**Instructions to follow**
Out of the records below, copy all lines in which the word "pickrate" occurs.

**Material for this task**
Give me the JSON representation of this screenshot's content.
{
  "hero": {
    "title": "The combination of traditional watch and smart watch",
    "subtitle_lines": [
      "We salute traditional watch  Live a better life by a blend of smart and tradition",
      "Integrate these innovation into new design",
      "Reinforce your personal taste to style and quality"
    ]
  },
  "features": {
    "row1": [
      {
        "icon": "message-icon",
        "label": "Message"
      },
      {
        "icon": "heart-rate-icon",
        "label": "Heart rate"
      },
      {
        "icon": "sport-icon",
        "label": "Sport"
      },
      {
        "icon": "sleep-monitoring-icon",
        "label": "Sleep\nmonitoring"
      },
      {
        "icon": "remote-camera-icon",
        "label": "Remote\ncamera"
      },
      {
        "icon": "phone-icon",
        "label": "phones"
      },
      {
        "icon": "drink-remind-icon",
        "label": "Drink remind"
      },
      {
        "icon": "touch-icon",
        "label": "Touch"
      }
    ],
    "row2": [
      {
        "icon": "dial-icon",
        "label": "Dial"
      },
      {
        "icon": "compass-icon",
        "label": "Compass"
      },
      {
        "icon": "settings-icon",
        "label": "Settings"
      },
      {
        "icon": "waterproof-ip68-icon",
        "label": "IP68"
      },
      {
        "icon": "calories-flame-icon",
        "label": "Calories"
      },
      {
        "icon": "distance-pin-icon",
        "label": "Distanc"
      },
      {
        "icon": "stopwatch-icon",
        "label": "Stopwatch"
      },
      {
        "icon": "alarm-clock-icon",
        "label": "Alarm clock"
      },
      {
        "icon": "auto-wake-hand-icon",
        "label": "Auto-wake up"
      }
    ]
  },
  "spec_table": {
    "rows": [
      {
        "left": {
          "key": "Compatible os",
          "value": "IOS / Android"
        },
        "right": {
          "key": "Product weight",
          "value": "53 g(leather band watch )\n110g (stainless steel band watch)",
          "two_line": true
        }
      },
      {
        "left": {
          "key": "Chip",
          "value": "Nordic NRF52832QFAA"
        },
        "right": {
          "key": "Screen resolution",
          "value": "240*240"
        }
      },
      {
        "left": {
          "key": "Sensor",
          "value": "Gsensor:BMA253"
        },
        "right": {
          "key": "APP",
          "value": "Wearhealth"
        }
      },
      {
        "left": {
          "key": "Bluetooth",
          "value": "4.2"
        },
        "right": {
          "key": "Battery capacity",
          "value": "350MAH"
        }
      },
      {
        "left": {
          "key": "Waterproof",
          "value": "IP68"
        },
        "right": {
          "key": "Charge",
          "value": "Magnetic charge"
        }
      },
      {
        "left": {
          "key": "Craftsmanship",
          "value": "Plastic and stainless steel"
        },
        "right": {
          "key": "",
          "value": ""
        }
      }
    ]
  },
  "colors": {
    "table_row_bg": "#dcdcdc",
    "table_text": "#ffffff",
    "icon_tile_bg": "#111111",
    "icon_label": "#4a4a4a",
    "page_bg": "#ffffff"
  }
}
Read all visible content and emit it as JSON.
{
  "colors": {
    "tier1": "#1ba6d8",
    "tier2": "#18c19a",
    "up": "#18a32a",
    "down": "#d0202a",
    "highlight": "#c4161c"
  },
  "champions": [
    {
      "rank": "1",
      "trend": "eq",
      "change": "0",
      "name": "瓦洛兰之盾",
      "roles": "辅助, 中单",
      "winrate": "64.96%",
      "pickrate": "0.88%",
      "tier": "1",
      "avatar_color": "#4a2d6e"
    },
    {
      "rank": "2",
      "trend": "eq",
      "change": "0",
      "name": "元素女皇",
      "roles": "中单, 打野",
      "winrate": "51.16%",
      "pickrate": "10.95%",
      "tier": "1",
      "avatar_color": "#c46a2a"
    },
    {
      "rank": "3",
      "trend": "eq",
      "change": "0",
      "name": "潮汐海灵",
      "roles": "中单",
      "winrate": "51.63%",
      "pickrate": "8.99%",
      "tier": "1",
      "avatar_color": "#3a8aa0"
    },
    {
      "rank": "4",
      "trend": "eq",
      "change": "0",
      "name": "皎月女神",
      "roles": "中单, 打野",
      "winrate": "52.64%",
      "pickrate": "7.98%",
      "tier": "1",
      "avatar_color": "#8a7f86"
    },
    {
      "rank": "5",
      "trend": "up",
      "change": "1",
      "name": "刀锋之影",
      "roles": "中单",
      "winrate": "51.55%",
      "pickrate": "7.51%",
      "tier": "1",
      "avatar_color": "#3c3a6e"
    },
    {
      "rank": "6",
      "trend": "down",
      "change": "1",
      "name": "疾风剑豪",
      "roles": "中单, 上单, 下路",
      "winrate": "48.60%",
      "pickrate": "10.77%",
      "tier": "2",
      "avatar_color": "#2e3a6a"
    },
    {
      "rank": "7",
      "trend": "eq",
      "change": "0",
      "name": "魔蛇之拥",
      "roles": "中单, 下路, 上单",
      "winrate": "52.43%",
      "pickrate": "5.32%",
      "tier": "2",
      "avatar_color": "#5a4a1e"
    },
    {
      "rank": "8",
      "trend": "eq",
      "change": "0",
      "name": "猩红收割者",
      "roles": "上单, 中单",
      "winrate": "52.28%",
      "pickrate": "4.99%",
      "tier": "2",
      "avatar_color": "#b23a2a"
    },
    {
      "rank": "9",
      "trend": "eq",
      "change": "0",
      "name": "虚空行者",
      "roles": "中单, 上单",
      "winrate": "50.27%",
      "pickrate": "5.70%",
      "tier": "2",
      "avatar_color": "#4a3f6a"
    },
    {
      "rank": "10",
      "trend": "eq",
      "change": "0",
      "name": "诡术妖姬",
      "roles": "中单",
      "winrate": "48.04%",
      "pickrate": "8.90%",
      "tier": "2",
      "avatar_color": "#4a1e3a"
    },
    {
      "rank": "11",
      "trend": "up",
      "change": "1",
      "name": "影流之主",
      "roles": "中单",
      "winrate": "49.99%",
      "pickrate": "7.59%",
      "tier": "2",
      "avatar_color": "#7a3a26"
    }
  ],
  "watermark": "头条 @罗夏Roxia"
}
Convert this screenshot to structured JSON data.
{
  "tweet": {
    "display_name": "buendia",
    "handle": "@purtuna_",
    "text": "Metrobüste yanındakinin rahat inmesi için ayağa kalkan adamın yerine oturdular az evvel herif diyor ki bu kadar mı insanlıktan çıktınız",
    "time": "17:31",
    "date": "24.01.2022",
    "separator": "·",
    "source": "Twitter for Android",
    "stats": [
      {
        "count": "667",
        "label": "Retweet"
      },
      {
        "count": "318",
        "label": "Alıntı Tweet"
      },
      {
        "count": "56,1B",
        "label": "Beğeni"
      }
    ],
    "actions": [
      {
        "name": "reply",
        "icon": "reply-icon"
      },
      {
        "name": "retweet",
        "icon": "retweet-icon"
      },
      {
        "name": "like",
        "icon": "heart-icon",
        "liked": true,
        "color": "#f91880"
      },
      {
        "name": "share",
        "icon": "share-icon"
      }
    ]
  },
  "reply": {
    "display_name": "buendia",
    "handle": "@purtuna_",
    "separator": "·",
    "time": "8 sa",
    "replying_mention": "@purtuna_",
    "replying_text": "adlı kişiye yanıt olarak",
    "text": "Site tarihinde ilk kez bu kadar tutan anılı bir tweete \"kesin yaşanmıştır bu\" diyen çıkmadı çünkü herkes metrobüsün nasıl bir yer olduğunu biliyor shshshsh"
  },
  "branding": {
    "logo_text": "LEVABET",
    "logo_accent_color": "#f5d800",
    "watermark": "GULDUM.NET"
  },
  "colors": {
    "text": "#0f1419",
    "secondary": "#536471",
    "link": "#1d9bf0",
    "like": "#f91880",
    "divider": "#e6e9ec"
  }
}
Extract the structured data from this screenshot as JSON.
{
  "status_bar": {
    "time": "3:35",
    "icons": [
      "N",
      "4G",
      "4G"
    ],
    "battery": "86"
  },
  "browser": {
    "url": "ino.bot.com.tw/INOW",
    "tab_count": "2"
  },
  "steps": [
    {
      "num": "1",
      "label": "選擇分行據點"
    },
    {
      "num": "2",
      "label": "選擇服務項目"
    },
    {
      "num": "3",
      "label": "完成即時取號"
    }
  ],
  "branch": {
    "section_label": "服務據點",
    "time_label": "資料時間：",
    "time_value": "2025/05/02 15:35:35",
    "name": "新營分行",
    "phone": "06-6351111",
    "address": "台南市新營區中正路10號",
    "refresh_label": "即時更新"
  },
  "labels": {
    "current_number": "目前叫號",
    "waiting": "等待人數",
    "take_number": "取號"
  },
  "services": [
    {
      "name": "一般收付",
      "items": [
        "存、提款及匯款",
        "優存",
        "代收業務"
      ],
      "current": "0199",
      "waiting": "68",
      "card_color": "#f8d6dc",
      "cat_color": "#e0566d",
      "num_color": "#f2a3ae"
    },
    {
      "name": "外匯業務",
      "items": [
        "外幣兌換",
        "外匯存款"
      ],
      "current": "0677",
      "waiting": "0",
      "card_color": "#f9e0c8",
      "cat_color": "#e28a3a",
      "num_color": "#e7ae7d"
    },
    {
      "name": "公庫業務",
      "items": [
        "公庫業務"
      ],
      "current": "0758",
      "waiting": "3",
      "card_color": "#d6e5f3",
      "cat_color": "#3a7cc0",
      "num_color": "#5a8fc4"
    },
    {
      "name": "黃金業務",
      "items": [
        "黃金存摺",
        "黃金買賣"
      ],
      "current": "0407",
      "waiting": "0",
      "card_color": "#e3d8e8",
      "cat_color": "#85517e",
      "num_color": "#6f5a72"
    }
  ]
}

**Solution to this exercise**
      "pickrate": "0.88%",
      "pickrate": "10.95%",
      "pickrate": "8.99%",
      "pickrate": "7.98%",
      "pickrate": "7.51%",
      "pickrate": "10.77%",
      "pickrate": "5.32%",
      "pickrate": "4.99%",
      "pickrate": "5.70%",
      "pickrate": "8.90%",
      "pickrate": "7.59%",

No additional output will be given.